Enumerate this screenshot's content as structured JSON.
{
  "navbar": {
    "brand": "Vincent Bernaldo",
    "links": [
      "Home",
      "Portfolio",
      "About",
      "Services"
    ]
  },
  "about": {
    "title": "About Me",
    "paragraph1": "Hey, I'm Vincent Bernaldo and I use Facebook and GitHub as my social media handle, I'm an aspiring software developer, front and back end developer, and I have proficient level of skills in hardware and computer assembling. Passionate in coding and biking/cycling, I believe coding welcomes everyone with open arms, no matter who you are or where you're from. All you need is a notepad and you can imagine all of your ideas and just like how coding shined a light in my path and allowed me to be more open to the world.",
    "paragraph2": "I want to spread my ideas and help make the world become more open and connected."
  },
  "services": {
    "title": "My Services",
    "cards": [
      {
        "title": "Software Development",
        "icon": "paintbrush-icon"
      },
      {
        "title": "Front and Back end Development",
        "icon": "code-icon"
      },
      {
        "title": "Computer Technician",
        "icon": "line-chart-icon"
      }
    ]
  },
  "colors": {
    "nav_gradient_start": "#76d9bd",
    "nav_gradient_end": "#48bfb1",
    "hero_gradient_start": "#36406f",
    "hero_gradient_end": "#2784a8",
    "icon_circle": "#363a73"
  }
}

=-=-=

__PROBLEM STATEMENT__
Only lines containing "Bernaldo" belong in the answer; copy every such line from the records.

__RESPONSE__
    "brand": "Vincent Bernaldo",
    "paragraph1": "Hey, I'm Vincent Bernaldo and I use Facebook and GitHub as my social media handle, I'm an aspiring software developer, front and back end developer, and I have proficient level of skills in hardware and computer assembling. Passionate in coding and biking/cycling, I believe coding welcomes everyone with open arms, no matter who you are or where you're from. All you need is a notepad and you can imagine all of your ideas and just like how coding shined a light in my path and allowed me to be more open to the world.",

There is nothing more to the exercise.